> [Task to carry out]: Before anything else, copy every record below exactly as it stands.

> [Data to process]:

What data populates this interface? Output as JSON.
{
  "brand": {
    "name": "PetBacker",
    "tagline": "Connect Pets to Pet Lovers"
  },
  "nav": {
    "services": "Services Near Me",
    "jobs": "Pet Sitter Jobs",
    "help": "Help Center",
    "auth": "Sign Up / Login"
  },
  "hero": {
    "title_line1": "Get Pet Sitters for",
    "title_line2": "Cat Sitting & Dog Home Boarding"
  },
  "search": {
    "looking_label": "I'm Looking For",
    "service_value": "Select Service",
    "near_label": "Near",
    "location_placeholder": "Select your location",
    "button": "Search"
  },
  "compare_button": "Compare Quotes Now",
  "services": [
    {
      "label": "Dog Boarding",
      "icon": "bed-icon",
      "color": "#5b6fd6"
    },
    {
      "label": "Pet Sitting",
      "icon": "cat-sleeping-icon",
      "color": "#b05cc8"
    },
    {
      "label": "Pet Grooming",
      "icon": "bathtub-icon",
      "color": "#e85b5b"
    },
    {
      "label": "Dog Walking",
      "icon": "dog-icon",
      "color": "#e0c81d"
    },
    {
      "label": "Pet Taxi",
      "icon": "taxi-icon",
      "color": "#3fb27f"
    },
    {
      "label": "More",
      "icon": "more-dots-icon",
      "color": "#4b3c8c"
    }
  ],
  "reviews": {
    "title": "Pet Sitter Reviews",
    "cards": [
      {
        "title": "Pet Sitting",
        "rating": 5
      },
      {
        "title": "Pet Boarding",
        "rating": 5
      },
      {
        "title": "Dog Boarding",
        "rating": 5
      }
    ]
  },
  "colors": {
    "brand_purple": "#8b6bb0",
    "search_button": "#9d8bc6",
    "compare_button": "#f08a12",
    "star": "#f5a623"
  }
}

> [Your response]:
What data populates this interface? Output as JSON.
{
  "brand": {
    "name": "PetBacker",
    "tagline": "Connect Pets to Pet Lovers"
  },
  "nav": {
    "services": "Services Near Me",
    "jobs": "Pet Sitter Jobs",
    "help": "Help Center",
    "auth": "Sign Up / Login"
  },
  "hero": {
    "title_line1": "Get Pet Sitters for",
    "title_line2": "Cat Sitting & Dog Home Boarding"
  },
  "search": {
    "looking_label": "I'm Looking For",
    "service_value": "Select Service",
    "near_label": "Near",
    "location_placeholder": "Select your location",
    "button": "Search"
  },
  "compare_button": "Compare Quotes Now",
  "services": [
    {
      "label": "Dog Boarding",
      "icon": "bed-icon",
      "color": "#5b6fd6"
    },
    {
      "label": "Pet Sitting",
      "icon": "cat-sleeping-icon",
      "color": "#b05cc8"
    },
    {
      "label": "Pet Grooming",
      "icon": "bathtub-icon",
      "color": "#e85b5b"
    },
    {
      "label": "Dog Walking",
      "icon": "dog-icon",
      "color": "#e0c81d"
    },
    {
      "label": "Pet Taxi",
      "icon": "taxi-icon",
      "color": "#3fb27f"
    },
    {
      "label": "More",
      "icon": "more-dots-icon",
      "color": "#4b3c8c"
    }
  ],
  "reviews": {
    "title": "Pet Sitter Reviews",
    "cards": [
      {
        "title": "Pet Sitting",
        "rating": 5
      },
      {
        "title": "Pet Boarding",
        "rating": 5
      },
      {
        "title": "Dog Boarding",
        "rating": 5
      }
    ]
  },
  "colors": {
    "brand_purple": "#8b6bb0",
    "search_button": "#9d8bc6",
    "compare_button": "#f08a12",
    "star": "#f5a623"
  }
}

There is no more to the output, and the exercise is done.